======== Provided records ========

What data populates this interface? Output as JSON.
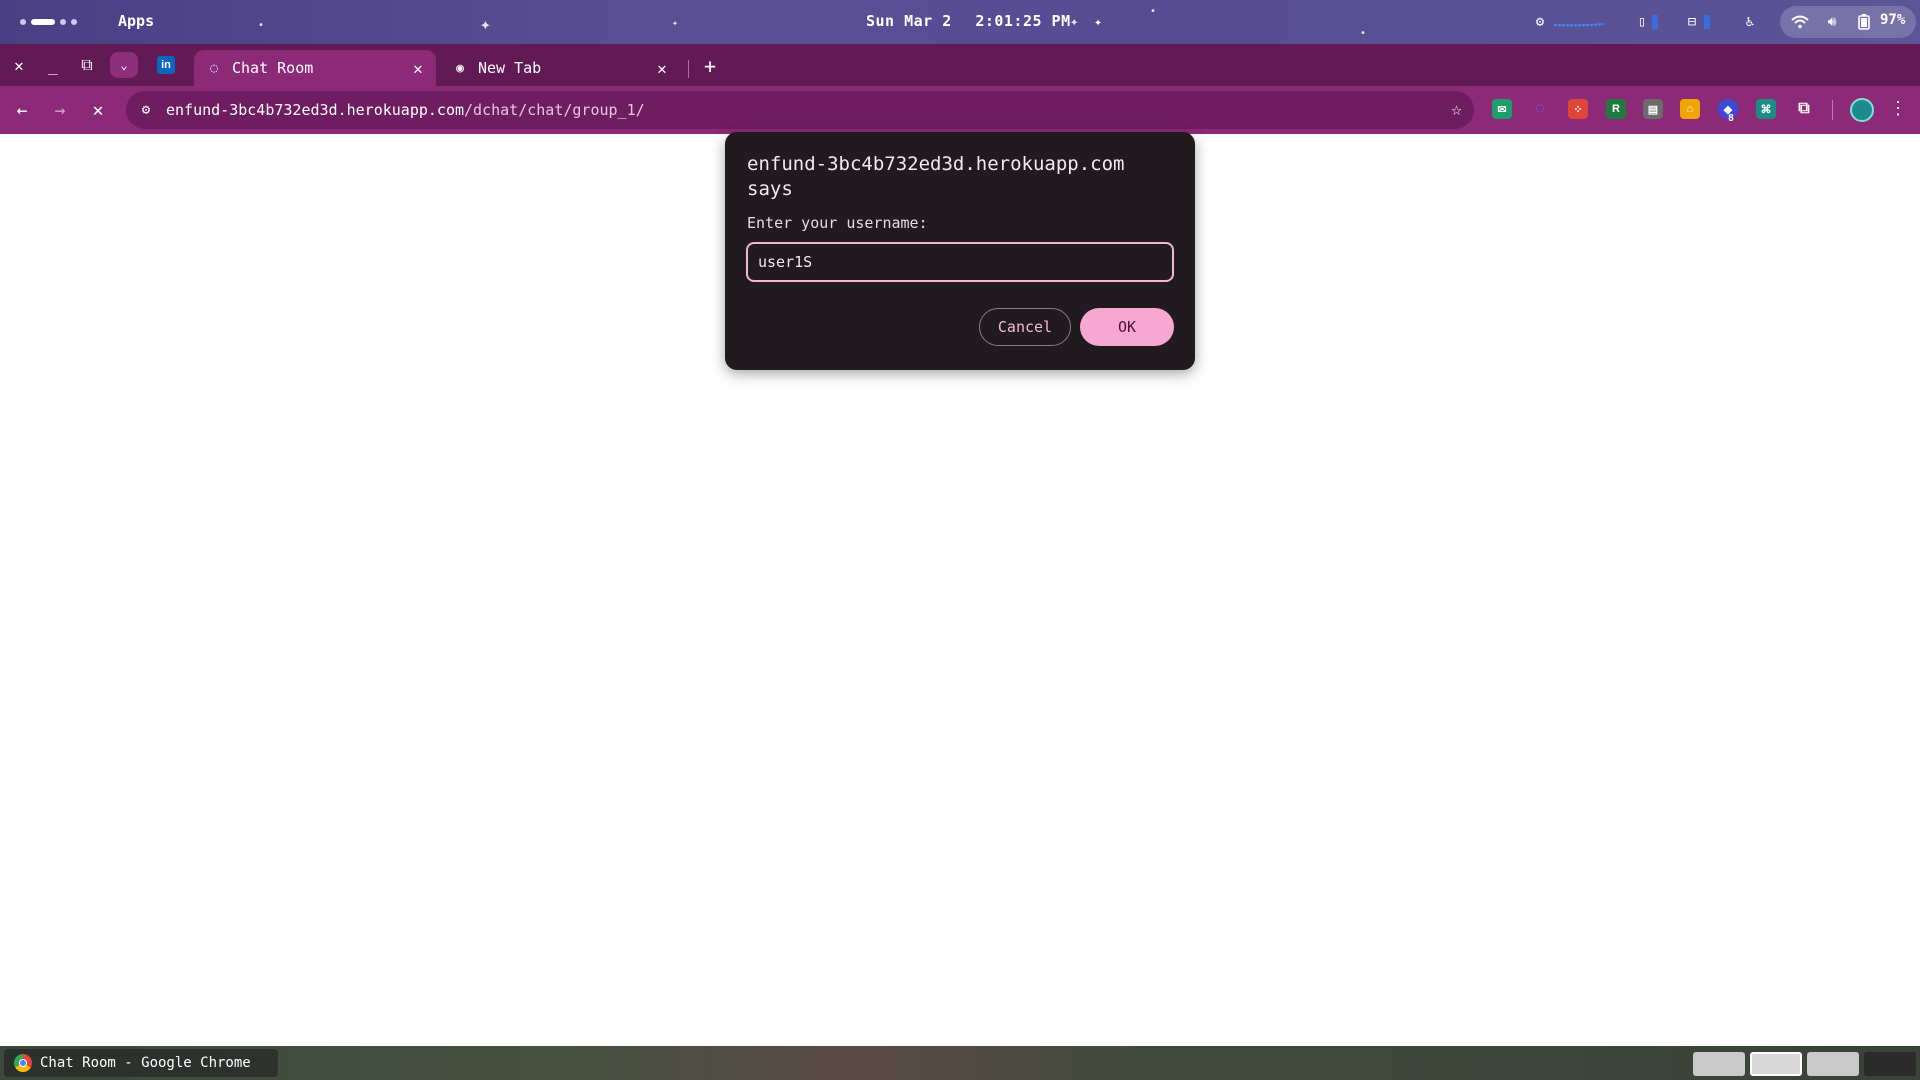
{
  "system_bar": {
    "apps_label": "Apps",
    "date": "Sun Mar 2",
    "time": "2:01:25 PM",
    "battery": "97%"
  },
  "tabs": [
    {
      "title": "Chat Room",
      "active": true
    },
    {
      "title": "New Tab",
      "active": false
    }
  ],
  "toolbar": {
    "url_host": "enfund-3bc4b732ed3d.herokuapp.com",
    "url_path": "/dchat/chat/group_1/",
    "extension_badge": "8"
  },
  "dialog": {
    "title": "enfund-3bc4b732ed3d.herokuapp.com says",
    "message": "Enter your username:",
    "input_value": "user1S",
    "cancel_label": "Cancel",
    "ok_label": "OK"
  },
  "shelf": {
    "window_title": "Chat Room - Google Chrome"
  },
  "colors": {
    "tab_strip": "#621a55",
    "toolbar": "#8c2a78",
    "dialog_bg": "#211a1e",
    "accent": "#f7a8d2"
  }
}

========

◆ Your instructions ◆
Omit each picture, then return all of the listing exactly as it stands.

◆ Written response ◆
What data populates this interface? Output as JSON.
{
  "system_bar": {
    "apps_label": "Apps",
    "date": "Sun Mar 2",
    "time": "2:01:25 PM",
    "battery": "97%"
  },
  "tabs": [
    {
      "title": "Chat Room",
      "active": true
    },
    {
      "title": "New Tab",
      "active": false
    }
  ],
  "toolbar": {
    "url_host": "enfund-3bc4b732ed3d.herokuapp.com",
    "url_path": "/dchat/chat/group_1/",
    "extension_badge": "8"
  },
  "dialog": {
    "title": "enfund-3bc4b732ed3d.herokuapp.com says",
    "message": "Enter your username:",
    "input_value": "user1S",
    "cancel_label": "Cancel",
    "ok_label": "OK"
  },
  "shelf": {
    "window_title": "Chat Room - Google Chrome"
  },
  "colors": {
    "tab_strip": "#621a55",
    "toolbar": "#8c2a78",
    "dialog_bg": "#211a1e",
    "accent": "#f7a8d2"
  }
}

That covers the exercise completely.